For nearly a decade, long before President Donald Trump's threats of tariffs, University of Missouri-Kansas City students have been working overseas in various Chinese cities selling one product: Kansas City.
In the last few years, they've had backing from Kansas City.
Officials from the city's Economic Development Corporation has been to China with the UMKC students multiple times and are planning to visit several cities in November, said Narbeli Galindo, director of international affairs for Kansas City.
On Friday, June 8, three government officials from Kansas City's sister city, Xi’an, China, will be coming here.
The China project, which was one of the regional finalists and presented at the May competition, aims to forge trade relationships between Kansas City and China and spur economic development, said Megan Darnell, president of the UMKC organization.
“We are extremely proud of Kansas City, and it is no longer flyover country," Darnell said.
Galindo, whose job falls under the umbrella of the EDC, has been to China with the UMKC Enactus team. The first trip was relationship building, she explained. The second showed the city was serious about doing business.
When the coalition returns to China in November, Galindo said they'll be putting together a group of investors interested in Kansas City.
"This is a time we can start talking about specific business markets," she said, adding that the EDC is also working with a Chinese company that plans to hold an event in Kansas City in November to help companies export to China.

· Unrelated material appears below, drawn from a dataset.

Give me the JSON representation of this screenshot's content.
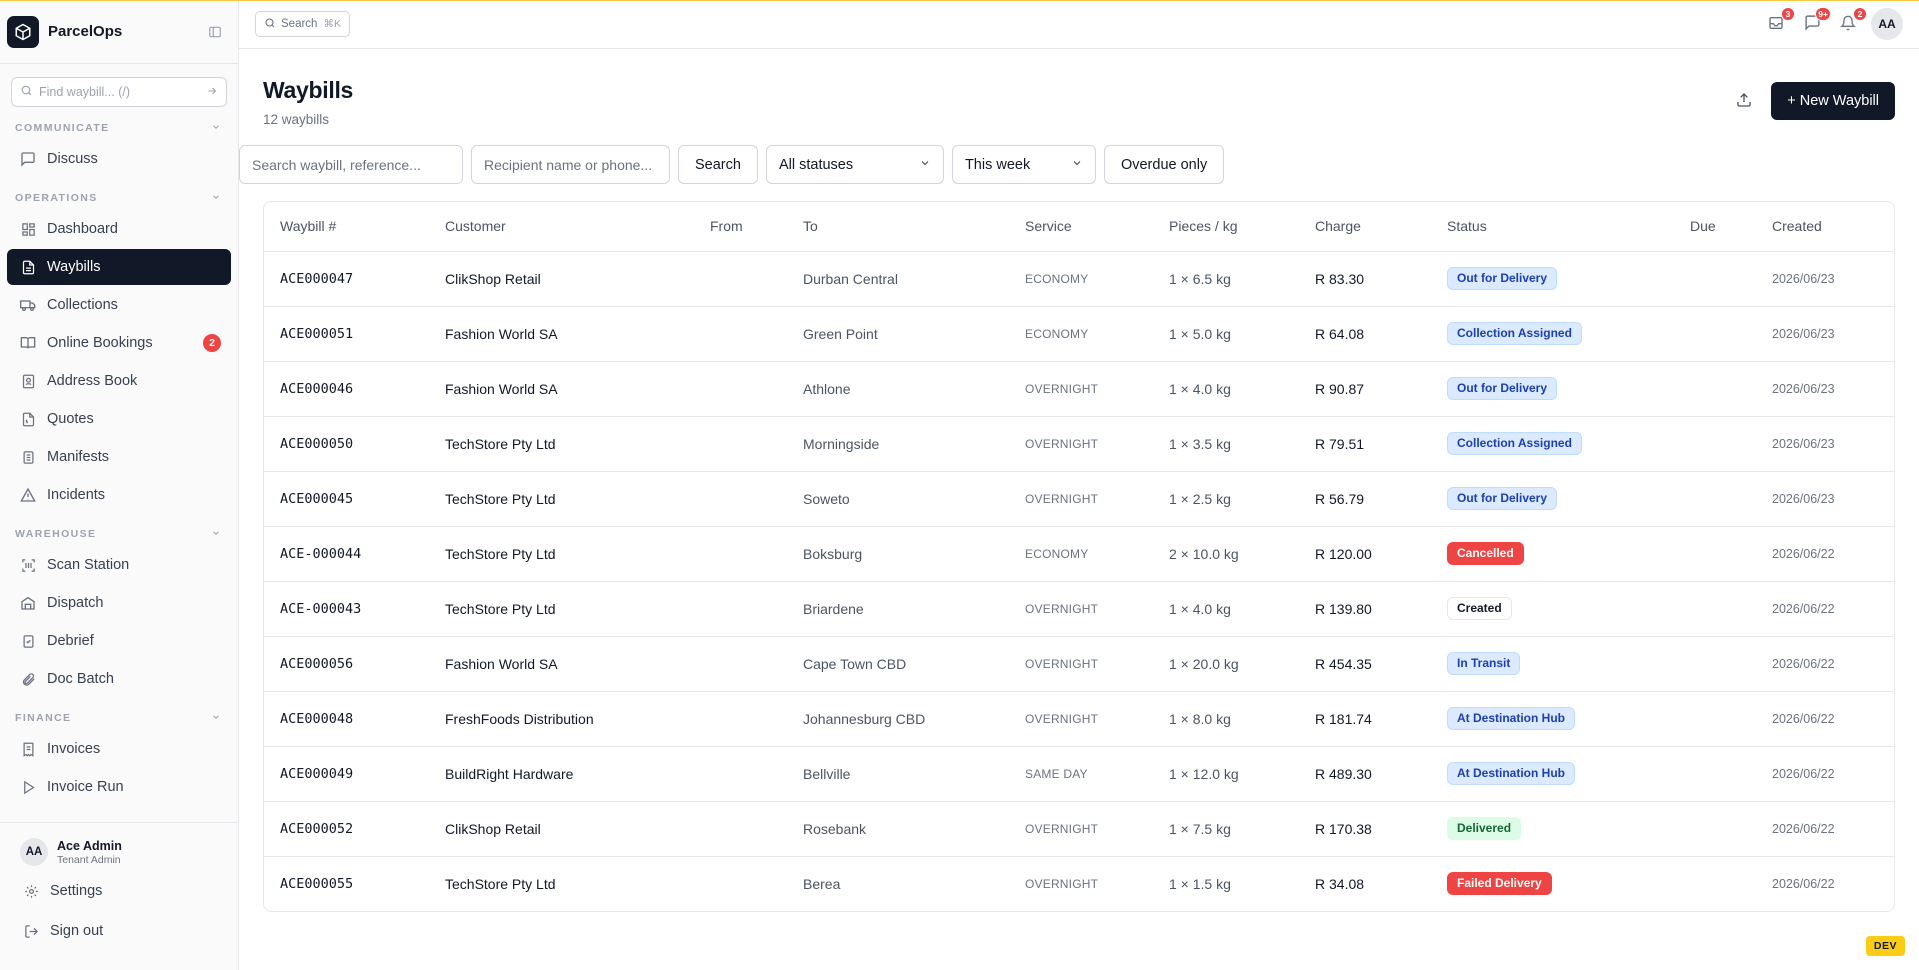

Though Trump has repeatedly lamented the U.S. trade deficit with China and threatened to impose tariffs on imports of Chinese goods, Galindo said trade with China presents an opportunity for Kansas City companies.
"Because the more they export, the more they export into the Chinese market, the more we're going to see them grow here," Galindo said.
Darnell, a self-identified "crazy avocado baroness," has seen this at work. She said she and her boyfriend import avocados from his family's farm, which started 50 years ago and produces 52 million avocados a year.
“I think that's where the world’s heading," Darnell said. "Despite anything else that may have been talked about, the world is getting smaller, and I really feel like we are at a pinnacle point where there is a lot of growth in the international sector.”
In addition to producing social impact ideas, Enactus also allows companies to recruit young talent.
Sabrina Wiewel, chief customer officer and senior vice president for Hallmark, said the company has four Enactus alumni among its ranks.
"I think with Hallmark’s commitment to this city in being one of the biggest employers of the city, we feel like we need to be close to these kids and make sure they want to stay and work right here in our hometown," said Wiewel.
Zia Lohrasbi, who was on Heritage University's Enactus team, said he was recruited last year at the competition in Kansas City. His team was presenting its slate of projects and a Hallmark executive was in the audience, he said.
"They gave me a golden ticket, and that was really cool by itself because I was like, 'What? A golden ticket? Am I going to go to like a chocolate factory or something?'" Lohrasbi said. "That was essentially for an interview."
After three interviews — including one with his current manager — he was hired.
It took "maybe like a couple hours — tops," Lohrasbi said.
After competing on Pittsburg State University's Enactus team, Alina Sigitova said Hallmark put her in a "pipeline" for consideration and hired her a couple months later.
"They actually think of Enactus students going forward and seek out Enactus students," Sigitova said.
Wiewel said the "'Shark Tank' for colleges" competition made students better recruits.
"Some of their businesses have become full-on venture capital backed," Wiewel said.
The Associated Press contributed to this report.